Here’s an example of how this works, by way of a statement from the Urban Institute Elaine Waxman: A single mom with two kids making $12.75 an hour would receive $96 a month from SNAP under normal rules. If she got a 50-cent raise, she’d exceed the 130-percent SNAP eligibility threshold and lose all her benefits. However, under broad-based categorical eligibility, her SNAP benefits would just be reduced to $65 a month, rather than zero.
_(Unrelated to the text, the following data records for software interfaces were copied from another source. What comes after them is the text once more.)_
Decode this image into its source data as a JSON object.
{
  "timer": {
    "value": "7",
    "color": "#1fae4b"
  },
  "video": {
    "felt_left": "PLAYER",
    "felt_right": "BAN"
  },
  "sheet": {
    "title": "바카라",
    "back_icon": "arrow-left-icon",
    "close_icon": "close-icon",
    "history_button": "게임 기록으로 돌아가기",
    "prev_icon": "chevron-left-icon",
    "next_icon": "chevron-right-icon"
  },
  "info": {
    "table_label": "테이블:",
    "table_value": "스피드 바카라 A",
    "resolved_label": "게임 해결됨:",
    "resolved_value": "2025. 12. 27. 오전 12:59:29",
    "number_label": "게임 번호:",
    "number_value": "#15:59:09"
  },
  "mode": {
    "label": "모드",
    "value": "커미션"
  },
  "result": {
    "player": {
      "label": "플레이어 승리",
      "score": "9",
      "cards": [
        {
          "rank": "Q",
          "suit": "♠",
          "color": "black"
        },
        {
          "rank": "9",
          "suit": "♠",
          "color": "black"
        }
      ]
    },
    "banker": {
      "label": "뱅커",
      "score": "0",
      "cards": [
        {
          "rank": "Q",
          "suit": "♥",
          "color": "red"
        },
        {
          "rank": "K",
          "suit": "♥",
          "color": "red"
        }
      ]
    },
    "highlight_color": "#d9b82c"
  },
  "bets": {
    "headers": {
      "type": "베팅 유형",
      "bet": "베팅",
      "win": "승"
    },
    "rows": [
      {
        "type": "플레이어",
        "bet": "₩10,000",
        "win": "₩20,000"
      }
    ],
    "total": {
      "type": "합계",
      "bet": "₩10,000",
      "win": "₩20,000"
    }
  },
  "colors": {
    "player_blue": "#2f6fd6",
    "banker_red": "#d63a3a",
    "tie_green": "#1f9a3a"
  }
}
This phenomenon is called the benefits cliff, and broad-based categorical eligibility has done a lot to soften its blow.
Trump administration wants to take food stamps from 3 million more people